Altman and the Ducks are glad he didn’t accept them. After 45 career double-doubles at Rice, Kazemi has been one of the Ducks’ most valuable players this season, helping Oregon rank as the No. 1 rebounding team in the Pac-12 Conference.
His average of 9.8 rebounds per game is the most in a single season at Oregon since Greg Ballard (10.4) in 1975-76. Counting his three-year total at Rice, Kazemi has 1,279 rebounds in his career — more than Ballard’s school-record of 1,114.
“He’s meant a great deal to our program. There’s no doubt about that,” Altman said. “His performance (Thursday) was really impressive. When he hasn’t played well, we’ve struggled.”
Kazemi, who averages 9.3 points while shooting a Pac-12-best 59.2 percent from the field, gets most of his offense off of putbacks or layups. An all-Pac-12 defensive team selection, Kazemi also averages 2.1 steals, the third-most in the Pac-12, and Altman has said Kazemi is the best big man he’s ever coached at “hedging” an opposing point guard on a pick-and-roll.
Kazemi’s quiet, humble nature — reflected in his selfless, no-you-shoot-it nature on the court — has made him a popular figure in the UO locker room.
“He’s a wonderful young man to coach, really unselfish, all about the team, very respectful of others, very bright,” Altman said. “It’s really been easy to work with him this year.”
Oregon’s NCAA opener against Oklahoma State didn’t start until about 1 a.m. back in Kazemi’s hometown of Esfahan, Iran. That didn’t matter to Roya Kazemi, who watches her son’s games through an Internet feed however and whenever she can.
“She doesn’t care how early or late it is,” Kazemi said. “She supports me all the time.”
Support back in Iran has picked up, too. The NBA is more popular back home, but Kazemi said college basketball — and the Ducks — are gaining traction.
“He’s a pioneer for his country,” Ibrahim said, “so he’s got to represent.”
Kazemi parents, including his father, Yousef — who owns a factory that makes the popular “gaz” candy — have not been able to see him play college basketball in person.
“They want to come here, but it’s kind of hard with all the (international) sanctions that are happening (against Iran) and our money kind of dropped really bad (with) the currency,” Kazemi said.
He talks to his parents twice a day — and sometimes three times on a game day — but only sees them once a year, for about a week, when he returns to Esfahan each summer.

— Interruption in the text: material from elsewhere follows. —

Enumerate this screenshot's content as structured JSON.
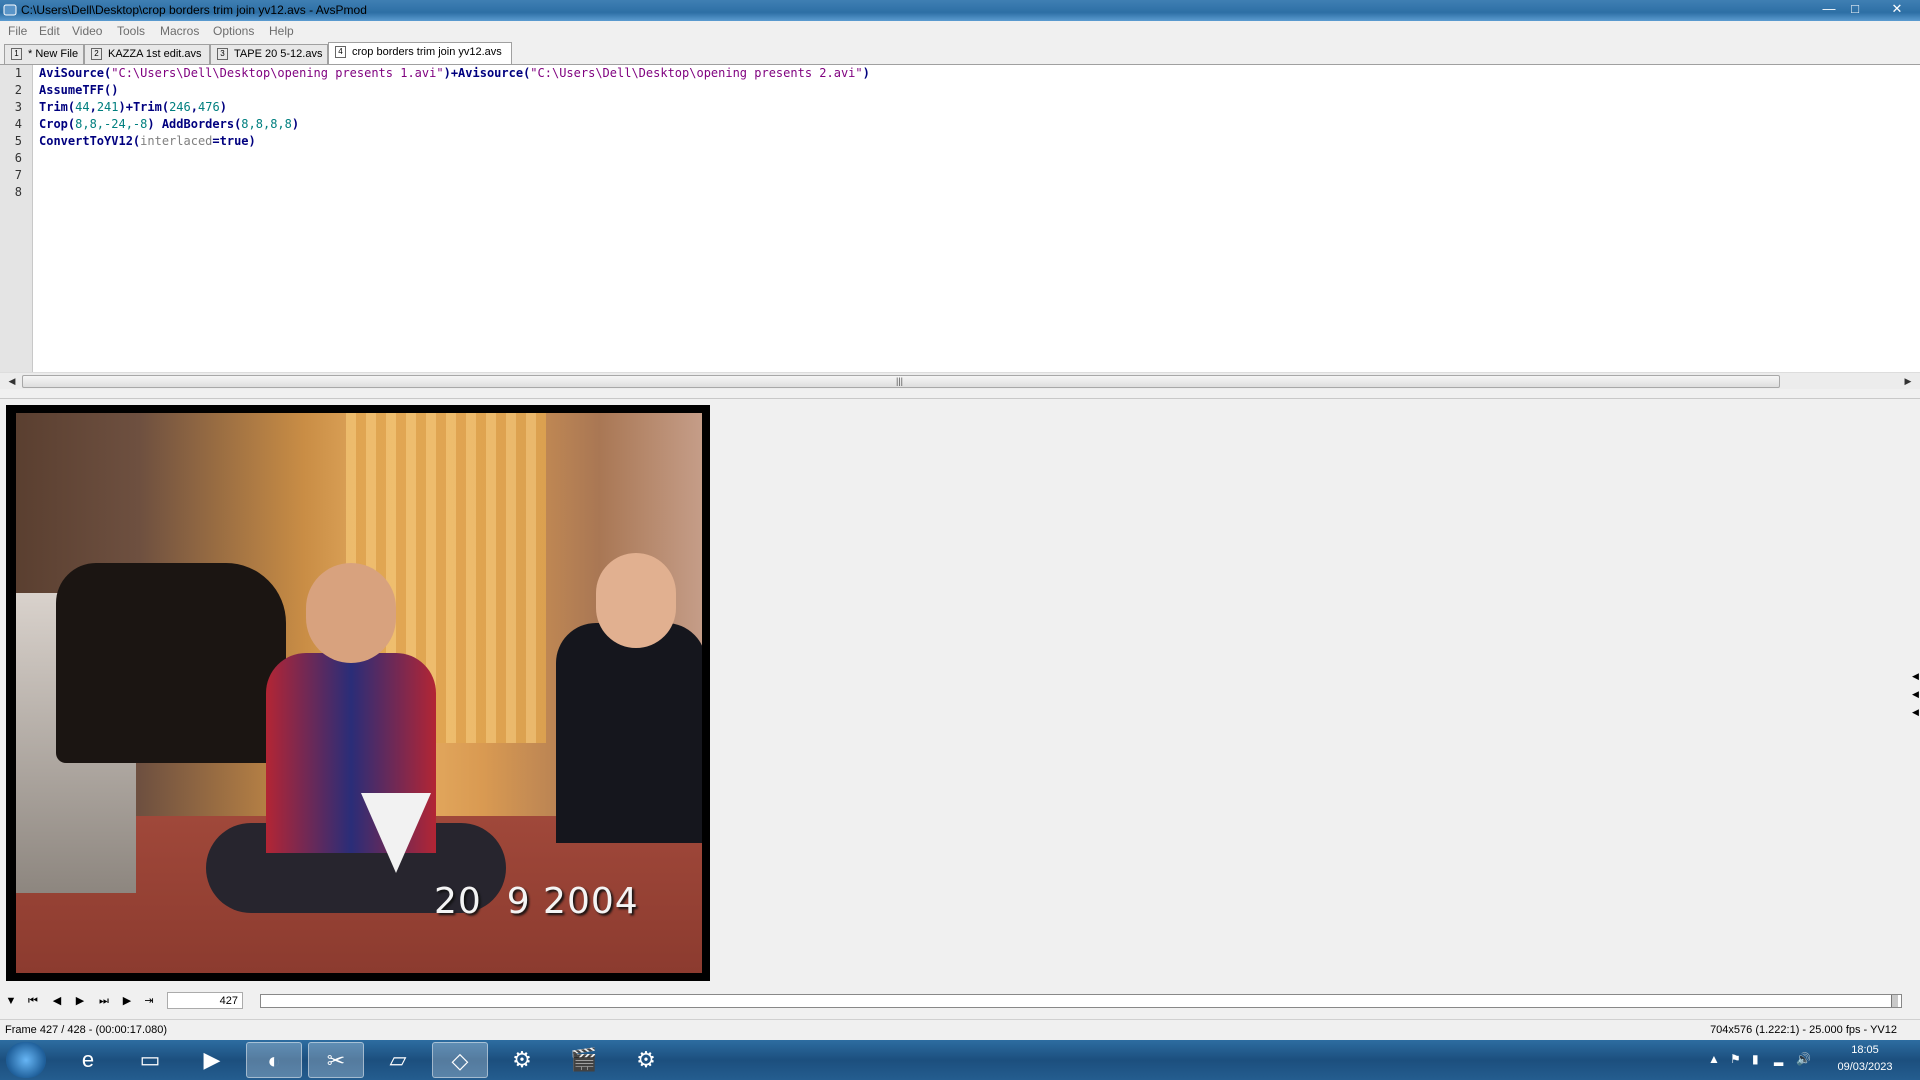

Much of his time back in Iran each summer is spent with the senior national team.
“This is the sacrifice we’ve made,” he said, “and hopefully it pays off in the end.”
The end goal was always a shot at the NBA.